Daniel Korski has pulled out of the race to be the Conservative candidate for London mayor. The former adviser to David Cameron cited the allegation by TV producer Daisy Goodwin that he had groped her during a meeting at 10 Downing Street in 2013 as the reason he is withdrawing.
In his statement announcing the news, Korski said he continued to ‘categorically’ deny the allegation against him. However, he said that the pressure on his family as a result of the claims meant that he felt he had no choice but to drop out of the race:
‘I categorically deny the allegation against me. Nothing was ever put to me formally ten years ago. Nor seven years ago when the allegation was alluded to. No investigation has ever taken place. I have been clear I would welcome and constructively participate in any investigation. However, the pressure on my family because of this false and unproven allegation and the inability to get a hearing for my message of ‘The London Dream’ makes it impossible for my campaign to carry on.’
Korski was certainly struggling to talk about anything else since Goodwin gave her version of events in an article for the Times earlier this week. Goodwin has since said that other women have got in touch with ‘interesting stories’.
The fallout meant that even Korski’s more loyal supporters were questioning the wisdom of him staying in the race, regardless of who is in the right.

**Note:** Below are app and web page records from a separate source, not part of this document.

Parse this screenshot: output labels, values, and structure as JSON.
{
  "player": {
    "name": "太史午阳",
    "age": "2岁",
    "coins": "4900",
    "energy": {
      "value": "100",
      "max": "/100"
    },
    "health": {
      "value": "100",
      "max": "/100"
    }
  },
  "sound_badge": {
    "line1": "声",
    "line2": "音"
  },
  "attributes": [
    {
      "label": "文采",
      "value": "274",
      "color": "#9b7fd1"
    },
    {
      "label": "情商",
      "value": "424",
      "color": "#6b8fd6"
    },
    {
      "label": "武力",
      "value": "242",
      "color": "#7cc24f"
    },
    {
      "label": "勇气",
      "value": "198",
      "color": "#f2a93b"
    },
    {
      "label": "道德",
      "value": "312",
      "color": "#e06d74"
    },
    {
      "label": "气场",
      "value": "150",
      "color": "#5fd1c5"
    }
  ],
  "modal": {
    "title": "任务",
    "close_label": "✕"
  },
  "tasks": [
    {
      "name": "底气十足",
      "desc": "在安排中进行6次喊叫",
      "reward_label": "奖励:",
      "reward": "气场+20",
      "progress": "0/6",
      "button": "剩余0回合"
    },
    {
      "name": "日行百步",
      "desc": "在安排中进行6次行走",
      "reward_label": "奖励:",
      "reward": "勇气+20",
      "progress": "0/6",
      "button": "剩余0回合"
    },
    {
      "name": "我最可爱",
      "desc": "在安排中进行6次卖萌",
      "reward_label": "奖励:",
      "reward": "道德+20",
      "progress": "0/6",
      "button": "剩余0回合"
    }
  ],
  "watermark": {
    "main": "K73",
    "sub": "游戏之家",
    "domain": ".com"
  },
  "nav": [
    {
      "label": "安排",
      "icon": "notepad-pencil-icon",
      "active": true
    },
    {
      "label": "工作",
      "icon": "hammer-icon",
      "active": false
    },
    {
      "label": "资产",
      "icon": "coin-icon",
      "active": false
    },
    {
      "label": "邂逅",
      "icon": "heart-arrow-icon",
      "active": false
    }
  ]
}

His Tory MP supporters, too, have felt the heat – facing questions on whether they still backed Korski. It has not helped matters that the complaints process is rather complicated: CCHQ said it was a matter for the Cabinet Office given the alleged incident occurred in Downing Street ten years ago.
So, where does this leave the mayoral race? The Tories already face an uphill path in London, with Labour surging ahead in the polls.